2004:0629 - NEWCASTLE SOUTH, NEWCASTLE LYONS, Dublin

NMI Burial Excavation Records

County: Dublin Site name: NEWCASTLE SOUTH, NEWCASTLE LYONS

Sites and Monuments Record No.: SMR 20:3(07) Licence number: 04E1426

Author: Christine Baker, Margaret Gowen & Co. Ltd, 27 Merrion Square, Dublin 2.

Site type: Medieval

ITM: E 698183m, N 728895m

Latitude, Longitude (decimal degrees): 53.301238, -6.527001

Testing was undertaken in order to establish the veracity of the results of a geophysical survey carried out by Joanna Leigh of Margaret Gowen & Co. Ltd in October 2004 (licence 04R130) that identified a series of potential archaeological features in the form of linear anomalies, which were interpreted as forming field divisions and agricultural activity. A tower-house is located c. 20m south of the area of the geophysical anomalies. A topographical survey undertaken by Liam Murphy in the area surrounding the tower-house and within the proposed road corridor indicated a platform to the rear of the tower-house and field or plot divisions in the form of possible walls or ditches.

Twelve features of archaeological significance and several drainage pipes were identified during the test excavation. Several anomalies which had been interpreted as structural on the geophysical survey were in fact the result of the insertion of drainage or land improvement. Activity on the site can be categorised according to three distinct phases.

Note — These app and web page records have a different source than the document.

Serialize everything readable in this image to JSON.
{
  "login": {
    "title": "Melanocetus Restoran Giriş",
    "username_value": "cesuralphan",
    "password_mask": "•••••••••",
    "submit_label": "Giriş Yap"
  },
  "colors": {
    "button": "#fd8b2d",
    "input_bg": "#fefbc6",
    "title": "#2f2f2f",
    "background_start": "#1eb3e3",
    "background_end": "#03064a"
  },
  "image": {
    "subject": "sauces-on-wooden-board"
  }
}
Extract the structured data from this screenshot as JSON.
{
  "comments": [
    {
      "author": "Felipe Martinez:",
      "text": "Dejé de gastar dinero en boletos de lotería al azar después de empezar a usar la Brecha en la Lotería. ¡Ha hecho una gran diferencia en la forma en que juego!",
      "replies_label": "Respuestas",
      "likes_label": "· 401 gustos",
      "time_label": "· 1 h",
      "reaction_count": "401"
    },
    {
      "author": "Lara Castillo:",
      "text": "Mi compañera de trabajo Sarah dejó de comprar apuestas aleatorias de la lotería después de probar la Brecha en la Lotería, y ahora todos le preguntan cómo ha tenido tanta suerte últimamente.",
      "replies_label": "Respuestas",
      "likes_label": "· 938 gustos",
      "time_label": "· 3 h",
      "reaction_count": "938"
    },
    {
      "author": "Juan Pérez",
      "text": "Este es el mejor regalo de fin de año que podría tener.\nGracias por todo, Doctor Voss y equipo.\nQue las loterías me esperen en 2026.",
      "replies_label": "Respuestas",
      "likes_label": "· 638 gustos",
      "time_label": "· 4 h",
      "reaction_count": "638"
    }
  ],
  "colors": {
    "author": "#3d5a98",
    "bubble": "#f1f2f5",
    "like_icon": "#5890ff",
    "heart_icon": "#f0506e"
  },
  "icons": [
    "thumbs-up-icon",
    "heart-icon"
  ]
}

Phase I: medieval activity
Five features were identified as medieval. F4 was a ditch, which produced at least four sherds of medieval pottery. It had been heavily disturbed by the insertion of a modern ceramic pipe. F5, located c. 15m to the east, appears to be a deposit of undisturbed medieval origin. It measured c. 8m east-west by c. 2m and produced several sherds of medieval pottery. Ditch F12 was highly disturbed and possibly backfilled; however, the retrieval of medieval pottery indicated a medieval origin. F7 was a metalled surface c. 1.9m in width and aligned east-west. A single sherd of medieval pottery was associated with it. It was overlain by a cobbled surface datable to the post-medieval period, indicating continuity of use. F11 may represent a ditch or wall footing. The upper layer of backfill produced post-medieval evidence, but the substantial nature of the stones may represent the reuse of an earlier feature.

Phase II: post-medieval activity
The majority of the remainder of the features can be assigned to this period, the pottery evidence indicating a 17th-19th-century date range. They comprise an occupation layer defined by a stone drain, a probable pit, a cobbled surface and associated drains.

Phase III: modern activity
Associated with extensive drainage, including stone-filled, ceramic and plastic pipe drains, this activity extends throughout every trench excavated.

A preliminary spatial analysis indicates the continuity of use or reuse of several medieval features into the 18th and 19th centuries of what the evidence suggests was a primarily agrarian landscape.